►
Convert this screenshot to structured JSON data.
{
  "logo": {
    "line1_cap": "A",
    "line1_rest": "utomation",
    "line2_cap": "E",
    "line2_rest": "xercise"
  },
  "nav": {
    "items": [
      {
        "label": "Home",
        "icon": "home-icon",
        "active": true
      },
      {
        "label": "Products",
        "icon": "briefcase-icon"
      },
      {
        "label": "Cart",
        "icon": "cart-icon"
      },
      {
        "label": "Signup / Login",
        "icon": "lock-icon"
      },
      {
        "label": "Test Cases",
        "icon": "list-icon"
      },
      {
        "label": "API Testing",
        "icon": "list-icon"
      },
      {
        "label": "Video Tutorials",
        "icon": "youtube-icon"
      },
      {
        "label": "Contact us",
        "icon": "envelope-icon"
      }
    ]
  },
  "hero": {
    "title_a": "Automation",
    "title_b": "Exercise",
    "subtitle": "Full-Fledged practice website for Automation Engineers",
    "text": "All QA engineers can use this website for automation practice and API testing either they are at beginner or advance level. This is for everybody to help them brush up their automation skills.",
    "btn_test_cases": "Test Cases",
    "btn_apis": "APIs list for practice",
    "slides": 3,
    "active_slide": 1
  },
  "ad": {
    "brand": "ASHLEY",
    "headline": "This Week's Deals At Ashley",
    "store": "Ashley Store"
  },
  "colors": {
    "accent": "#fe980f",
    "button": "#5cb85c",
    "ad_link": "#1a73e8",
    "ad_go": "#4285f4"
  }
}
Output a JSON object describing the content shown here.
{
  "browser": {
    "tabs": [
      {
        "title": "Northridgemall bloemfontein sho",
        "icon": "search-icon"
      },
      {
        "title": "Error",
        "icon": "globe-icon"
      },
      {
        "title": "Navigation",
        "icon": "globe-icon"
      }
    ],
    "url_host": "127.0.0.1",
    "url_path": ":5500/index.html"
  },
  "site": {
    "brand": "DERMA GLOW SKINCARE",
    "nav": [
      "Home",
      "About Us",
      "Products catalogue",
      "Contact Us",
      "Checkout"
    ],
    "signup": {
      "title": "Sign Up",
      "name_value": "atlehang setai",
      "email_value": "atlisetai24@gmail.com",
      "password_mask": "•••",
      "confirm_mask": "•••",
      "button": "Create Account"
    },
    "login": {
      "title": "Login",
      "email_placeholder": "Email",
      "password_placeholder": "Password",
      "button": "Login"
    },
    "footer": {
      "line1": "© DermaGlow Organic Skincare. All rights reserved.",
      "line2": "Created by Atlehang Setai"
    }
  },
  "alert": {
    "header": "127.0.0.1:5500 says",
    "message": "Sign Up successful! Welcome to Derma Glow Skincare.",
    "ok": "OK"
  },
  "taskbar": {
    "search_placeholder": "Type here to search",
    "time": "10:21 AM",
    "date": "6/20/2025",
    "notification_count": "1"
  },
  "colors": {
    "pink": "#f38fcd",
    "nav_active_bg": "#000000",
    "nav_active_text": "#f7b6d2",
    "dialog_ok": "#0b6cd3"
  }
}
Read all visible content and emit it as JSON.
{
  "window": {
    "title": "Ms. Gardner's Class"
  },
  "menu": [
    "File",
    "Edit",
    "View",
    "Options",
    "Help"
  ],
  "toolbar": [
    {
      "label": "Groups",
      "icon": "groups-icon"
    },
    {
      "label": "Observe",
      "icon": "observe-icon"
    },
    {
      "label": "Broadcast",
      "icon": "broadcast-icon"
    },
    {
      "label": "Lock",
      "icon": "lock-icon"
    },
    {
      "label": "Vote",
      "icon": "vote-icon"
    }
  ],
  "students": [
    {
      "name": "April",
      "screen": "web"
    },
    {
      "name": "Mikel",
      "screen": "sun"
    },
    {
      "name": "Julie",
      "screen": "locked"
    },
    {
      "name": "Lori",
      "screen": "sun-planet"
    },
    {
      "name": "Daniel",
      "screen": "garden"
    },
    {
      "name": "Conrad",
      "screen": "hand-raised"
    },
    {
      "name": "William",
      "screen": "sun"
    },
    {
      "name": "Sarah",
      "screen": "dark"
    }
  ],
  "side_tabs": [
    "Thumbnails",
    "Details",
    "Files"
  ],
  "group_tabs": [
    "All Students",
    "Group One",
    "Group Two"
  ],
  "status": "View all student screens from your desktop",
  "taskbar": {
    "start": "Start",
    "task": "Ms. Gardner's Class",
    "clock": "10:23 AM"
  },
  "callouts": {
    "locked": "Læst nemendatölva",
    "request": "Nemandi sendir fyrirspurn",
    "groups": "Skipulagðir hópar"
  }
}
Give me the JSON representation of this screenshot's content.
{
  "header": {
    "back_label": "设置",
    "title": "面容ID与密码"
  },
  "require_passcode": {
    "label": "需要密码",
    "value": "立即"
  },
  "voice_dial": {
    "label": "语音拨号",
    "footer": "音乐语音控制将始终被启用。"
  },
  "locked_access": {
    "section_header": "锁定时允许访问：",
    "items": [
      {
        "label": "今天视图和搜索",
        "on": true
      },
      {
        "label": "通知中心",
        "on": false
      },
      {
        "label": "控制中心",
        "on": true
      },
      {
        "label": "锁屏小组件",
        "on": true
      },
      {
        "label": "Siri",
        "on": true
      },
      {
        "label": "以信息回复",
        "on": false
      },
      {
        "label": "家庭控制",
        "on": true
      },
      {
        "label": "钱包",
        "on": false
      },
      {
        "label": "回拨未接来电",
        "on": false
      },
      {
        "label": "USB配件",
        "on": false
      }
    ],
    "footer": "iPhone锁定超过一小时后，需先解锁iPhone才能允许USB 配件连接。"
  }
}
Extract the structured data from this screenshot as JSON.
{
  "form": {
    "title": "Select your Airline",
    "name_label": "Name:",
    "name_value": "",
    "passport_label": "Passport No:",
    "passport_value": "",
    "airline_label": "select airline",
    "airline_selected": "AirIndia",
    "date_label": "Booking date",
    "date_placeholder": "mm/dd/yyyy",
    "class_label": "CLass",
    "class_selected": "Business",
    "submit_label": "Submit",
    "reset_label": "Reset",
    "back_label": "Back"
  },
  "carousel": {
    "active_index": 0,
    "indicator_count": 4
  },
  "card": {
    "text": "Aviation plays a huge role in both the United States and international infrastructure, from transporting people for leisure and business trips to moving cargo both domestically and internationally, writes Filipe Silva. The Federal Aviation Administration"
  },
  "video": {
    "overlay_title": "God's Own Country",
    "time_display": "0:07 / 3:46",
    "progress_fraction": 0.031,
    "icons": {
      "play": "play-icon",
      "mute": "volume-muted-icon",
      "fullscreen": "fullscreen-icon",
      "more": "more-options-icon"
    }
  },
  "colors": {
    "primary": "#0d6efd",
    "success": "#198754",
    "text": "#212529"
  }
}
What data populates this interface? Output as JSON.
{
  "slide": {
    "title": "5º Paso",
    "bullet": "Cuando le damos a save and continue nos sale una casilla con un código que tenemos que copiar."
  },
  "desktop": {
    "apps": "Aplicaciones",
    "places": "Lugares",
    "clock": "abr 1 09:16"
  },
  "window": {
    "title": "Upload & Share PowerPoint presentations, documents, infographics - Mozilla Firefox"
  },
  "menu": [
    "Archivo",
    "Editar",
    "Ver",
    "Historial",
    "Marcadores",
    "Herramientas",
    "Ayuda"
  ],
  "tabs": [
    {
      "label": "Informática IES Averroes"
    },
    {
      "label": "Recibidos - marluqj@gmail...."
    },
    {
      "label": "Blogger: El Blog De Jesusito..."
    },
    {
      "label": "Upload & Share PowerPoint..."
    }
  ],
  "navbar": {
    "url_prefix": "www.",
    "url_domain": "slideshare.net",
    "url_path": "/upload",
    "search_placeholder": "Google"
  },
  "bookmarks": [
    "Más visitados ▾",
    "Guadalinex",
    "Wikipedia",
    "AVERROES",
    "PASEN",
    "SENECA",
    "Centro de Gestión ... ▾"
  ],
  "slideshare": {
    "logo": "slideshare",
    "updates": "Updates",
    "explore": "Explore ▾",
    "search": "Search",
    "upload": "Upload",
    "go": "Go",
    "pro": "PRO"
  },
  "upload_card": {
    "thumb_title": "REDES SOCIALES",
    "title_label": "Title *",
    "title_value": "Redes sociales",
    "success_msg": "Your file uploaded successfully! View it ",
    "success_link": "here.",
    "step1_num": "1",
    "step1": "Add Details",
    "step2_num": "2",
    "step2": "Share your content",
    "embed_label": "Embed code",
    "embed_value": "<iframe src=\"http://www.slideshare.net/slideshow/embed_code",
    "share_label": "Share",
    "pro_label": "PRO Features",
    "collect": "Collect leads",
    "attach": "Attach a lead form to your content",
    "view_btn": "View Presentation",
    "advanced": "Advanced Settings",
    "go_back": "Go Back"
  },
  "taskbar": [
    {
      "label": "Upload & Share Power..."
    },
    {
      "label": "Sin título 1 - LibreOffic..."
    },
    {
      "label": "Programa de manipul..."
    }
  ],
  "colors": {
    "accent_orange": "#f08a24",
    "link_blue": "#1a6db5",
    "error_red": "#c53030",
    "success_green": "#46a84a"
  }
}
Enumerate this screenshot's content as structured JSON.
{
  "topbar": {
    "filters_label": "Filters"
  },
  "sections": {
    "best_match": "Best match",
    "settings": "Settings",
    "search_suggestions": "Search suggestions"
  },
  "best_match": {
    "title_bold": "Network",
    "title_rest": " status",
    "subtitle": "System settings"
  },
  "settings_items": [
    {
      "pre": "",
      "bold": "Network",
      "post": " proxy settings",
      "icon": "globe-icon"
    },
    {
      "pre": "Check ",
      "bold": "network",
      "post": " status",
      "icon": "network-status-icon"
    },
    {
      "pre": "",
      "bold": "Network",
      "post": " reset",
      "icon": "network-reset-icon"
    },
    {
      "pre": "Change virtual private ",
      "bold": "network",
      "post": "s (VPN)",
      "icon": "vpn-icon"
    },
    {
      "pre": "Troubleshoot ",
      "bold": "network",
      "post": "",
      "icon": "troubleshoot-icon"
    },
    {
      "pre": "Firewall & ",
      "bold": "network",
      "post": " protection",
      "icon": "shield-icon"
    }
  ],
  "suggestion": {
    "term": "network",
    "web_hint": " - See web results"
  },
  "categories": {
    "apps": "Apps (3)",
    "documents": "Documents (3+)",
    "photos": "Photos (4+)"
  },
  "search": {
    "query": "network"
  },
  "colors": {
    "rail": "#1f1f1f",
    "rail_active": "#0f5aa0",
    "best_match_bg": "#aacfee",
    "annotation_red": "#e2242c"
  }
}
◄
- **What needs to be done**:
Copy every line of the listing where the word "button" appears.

- **Task output**:
    "button": "#5cb85c",
      "button": "Create Account"
      "button": "Login"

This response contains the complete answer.